Meantime, the task of the timing chain or timing belt is exactly the same: They take drive from the engine’s crankshaft to the camshaft and, in the process, keep all the moving parts in harmony. Many car makers moved away from a timing chain to the rubber, toothed drive belt as a way of simplifying engine design and driving down the cost of each engine. The rubber timing belt is also quieter in its operation and is also less prone to stretching (as a timing chain can) so the camshaft (commonly referred to as the cam) stays in perfect synch with the rest of the engine’s rotating parts. The rubber belt is a simpler design because it doesn’t need to be tensioned via oil pressure from the engine as many timing chain systems are.
The timing chain, meanwhile, is preferred by some manufacturers because it should last the lifetime of the engine and never need replacement. This isn’t always the case, however, and some engines designs from a variety of manufacturers suffer problems in this regard. But, in a properly maintained engine of sound design, the timing chain should never need attention, while the rubber timing belt generally requires periodic replacement.
A Subaru Forester engine oil change is a great way to start to learn about DIY maintenance and save yourself some money by performing an oil change service at home. Precisely how to change oil on a Subaru Forester is far from a trade secret and essentially involves removing the old oil, fitting a replacement oil filter of the right type and size and then replenishing the engine oil. Okay, it’s not quite that simple, and you need to take into account disposing of the old oil as well as learning the correct tightening specifications for the sump plug and filter. But this is a job that the typical mechanic at a service centre would tackle every day and earn their bread and butter income from. And that’s money you can save at home. Bear in mind, though, that this is not the only maintenance job a Forester requires, but it’s the most common one.
The other issue is knowing when to tackle your Subaru Forester oil change as well as how often to change oil as time and kilometres go by. Waiting for the maintenance light to appear on the dashboard can leave things too long, and you’re much better off learning the correct service interval.

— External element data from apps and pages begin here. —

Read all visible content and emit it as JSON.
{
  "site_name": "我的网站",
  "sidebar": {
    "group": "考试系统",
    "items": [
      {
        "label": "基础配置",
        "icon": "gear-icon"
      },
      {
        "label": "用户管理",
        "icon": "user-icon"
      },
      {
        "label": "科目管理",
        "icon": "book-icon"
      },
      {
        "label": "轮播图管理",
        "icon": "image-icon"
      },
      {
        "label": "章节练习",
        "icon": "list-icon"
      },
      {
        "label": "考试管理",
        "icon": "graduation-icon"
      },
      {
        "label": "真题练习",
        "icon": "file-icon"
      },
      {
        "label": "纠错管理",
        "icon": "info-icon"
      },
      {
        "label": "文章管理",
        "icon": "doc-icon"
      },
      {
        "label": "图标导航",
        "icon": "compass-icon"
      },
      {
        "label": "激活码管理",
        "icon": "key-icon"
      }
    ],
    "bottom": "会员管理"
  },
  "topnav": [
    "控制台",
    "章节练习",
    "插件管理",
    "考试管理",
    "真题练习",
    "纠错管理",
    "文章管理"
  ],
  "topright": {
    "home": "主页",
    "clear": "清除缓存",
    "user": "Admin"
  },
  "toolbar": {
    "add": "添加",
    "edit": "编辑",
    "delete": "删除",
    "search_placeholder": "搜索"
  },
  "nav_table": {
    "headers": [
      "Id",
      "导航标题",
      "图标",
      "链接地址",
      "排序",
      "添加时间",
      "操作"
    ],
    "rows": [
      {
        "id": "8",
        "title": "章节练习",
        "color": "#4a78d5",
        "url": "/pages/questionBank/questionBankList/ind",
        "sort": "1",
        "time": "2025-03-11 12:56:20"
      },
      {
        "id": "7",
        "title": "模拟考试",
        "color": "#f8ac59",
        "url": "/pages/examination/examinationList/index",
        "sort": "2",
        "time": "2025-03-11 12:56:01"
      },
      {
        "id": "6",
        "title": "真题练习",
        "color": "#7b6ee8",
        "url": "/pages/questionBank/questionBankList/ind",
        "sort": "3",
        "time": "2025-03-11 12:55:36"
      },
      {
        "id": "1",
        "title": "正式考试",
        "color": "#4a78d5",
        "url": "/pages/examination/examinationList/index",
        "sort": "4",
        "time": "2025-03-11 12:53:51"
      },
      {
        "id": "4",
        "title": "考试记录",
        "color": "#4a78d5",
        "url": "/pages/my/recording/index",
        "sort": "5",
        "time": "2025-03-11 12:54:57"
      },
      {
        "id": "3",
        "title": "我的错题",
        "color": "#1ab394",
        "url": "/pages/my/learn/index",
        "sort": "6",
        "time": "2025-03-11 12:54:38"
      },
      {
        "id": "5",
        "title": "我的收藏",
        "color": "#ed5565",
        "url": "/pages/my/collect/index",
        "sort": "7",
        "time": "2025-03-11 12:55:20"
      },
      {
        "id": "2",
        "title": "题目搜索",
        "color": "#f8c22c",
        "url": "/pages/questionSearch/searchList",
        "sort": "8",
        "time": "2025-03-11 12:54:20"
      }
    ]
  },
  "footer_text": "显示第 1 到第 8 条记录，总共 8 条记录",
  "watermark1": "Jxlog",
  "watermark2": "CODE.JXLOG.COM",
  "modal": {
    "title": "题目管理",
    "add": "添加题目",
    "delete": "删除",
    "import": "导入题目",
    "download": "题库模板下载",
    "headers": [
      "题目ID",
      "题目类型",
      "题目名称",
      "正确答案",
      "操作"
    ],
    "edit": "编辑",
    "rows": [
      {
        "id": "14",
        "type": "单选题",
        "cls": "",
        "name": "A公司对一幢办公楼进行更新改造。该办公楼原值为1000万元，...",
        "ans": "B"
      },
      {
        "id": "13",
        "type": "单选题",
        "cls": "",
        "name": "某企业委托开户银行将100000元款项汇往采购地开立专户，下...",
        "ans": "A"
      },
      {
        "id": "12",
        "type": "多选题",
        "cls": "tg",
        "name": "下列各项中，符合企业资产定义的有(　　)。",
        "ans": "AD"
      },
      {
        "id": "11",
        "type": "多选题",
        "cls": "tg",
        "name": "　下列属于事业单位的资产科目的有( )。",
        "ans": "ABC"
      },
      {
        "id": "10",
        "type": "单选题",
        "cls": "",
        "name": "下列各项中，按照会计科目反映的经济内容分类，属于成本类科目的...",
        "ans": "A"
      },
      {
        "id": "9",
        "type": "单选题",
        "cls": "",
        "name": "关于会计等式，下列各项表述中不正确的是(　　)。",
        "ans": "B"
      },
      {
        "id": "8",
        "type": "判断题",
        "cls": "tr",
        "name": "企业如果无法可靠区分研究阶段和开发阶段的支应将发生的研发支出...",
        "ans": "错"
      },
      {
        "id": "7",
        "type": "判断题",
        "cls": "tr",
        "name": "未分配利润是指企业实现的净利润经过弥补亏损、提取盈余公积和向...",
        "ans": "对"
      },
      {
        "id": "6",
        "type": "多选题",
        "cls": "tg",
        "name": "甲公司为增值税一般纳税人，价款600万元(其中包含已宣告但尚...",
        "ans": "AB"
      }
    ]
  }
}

This information will be listed in the owner’s manual.
The best Subaru Forester oil type is the one recommended by the manufacturer, and in that case, the petrol and diesel versions of the Forester need a 5W40 and a diesel-specific 5W30 respectively. That applies for cars made from 2008 to 2012 and includes the new 2.5-litre petrol engine introduced with a facelift in very late 2010. The same grade of oil is also specified for the engines fitted to 2013 and 2014 models, while a 5W30 is also the correct oil for the revised diesel engine introduced in 2015 which continued through 2016 and beyond to the end of that model in 2018. Foresters with petrol engines have a 4.8 litre oil capacity, while the diesel engines require almost six litres of oil, so make sure you buy enough as well as a little for top ups in the future.

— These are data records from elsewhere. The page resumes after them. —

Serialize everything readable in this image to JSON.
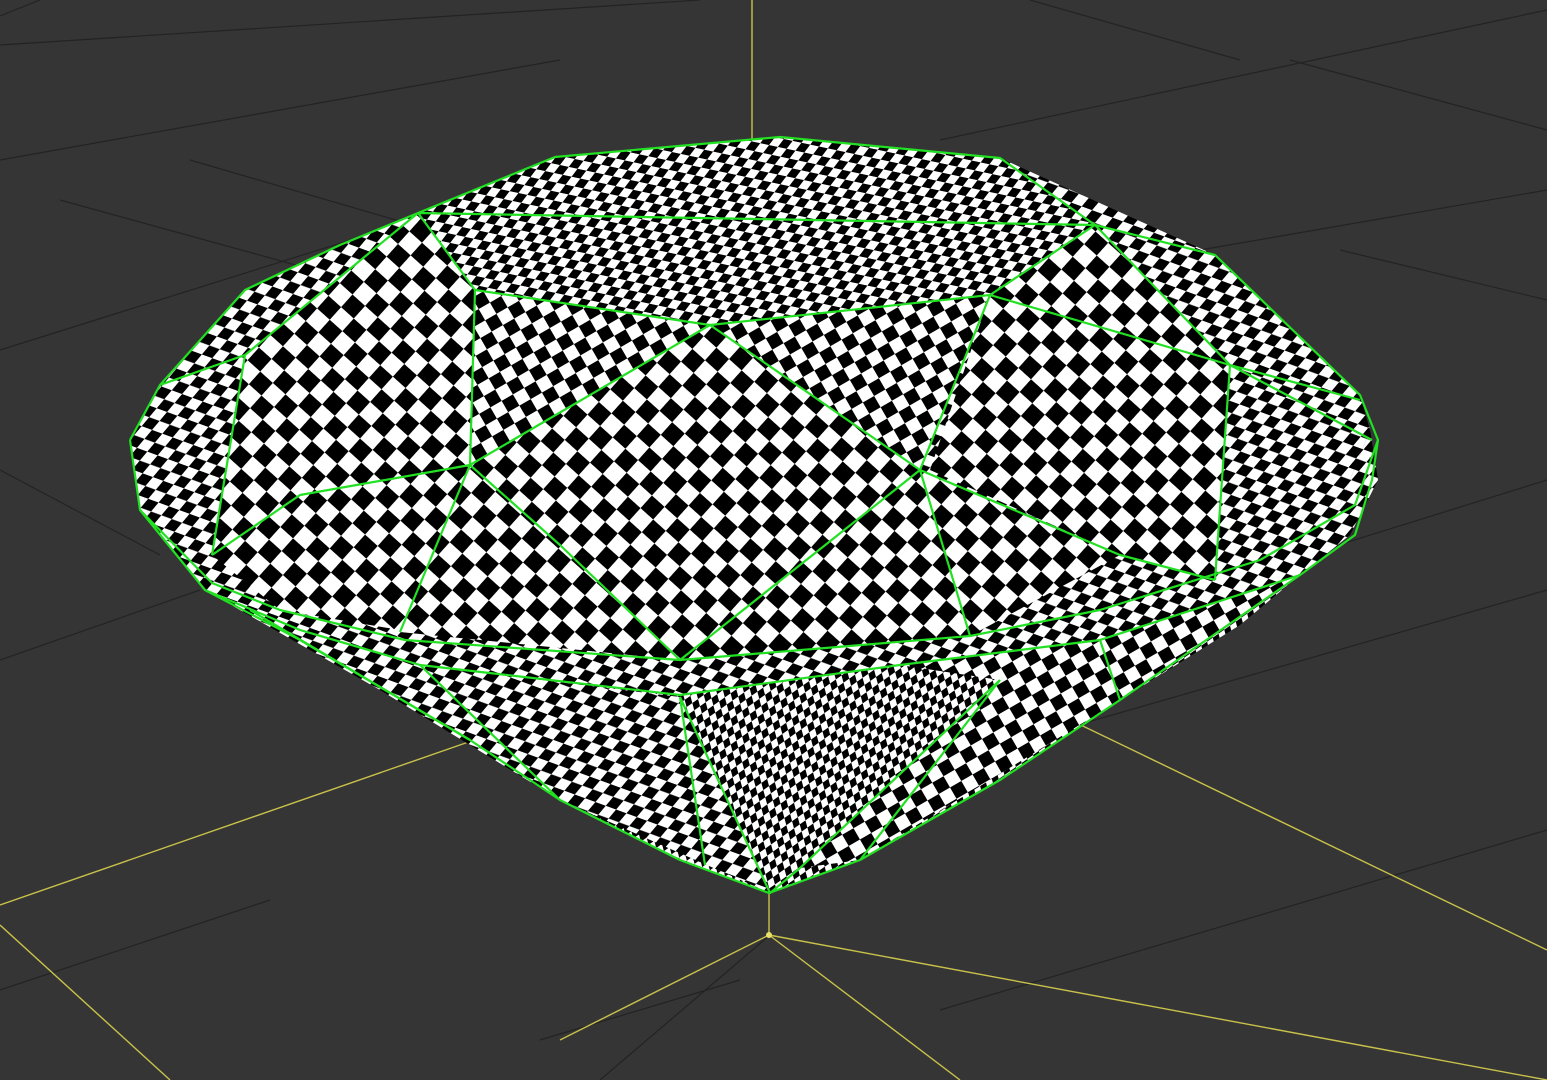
{
  "viewport": {
    "background_color": "#353535",
    "grid_color": "#232323",
    "axis_color": "#c9c24a",
    "wireframe_color": "#22e022",
    "checker_dark": "#000000",
    "checker_light": "#ffffff",
    "object": "gem-mesh-with-checker-uv-texture",
    "selection": "wireframe-highlighted"
  }
}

You should also fit the correct Subaru oil filter when ever you change the engine oil and, for the majority of petrol engined Foresters from this era, the proper filter is a Ryco (or equivalent) Z436, while the turbo-diesel engine requires a Ryco Z148A. Any spare parts store should be able to provide these filters and confirm the correct fitment.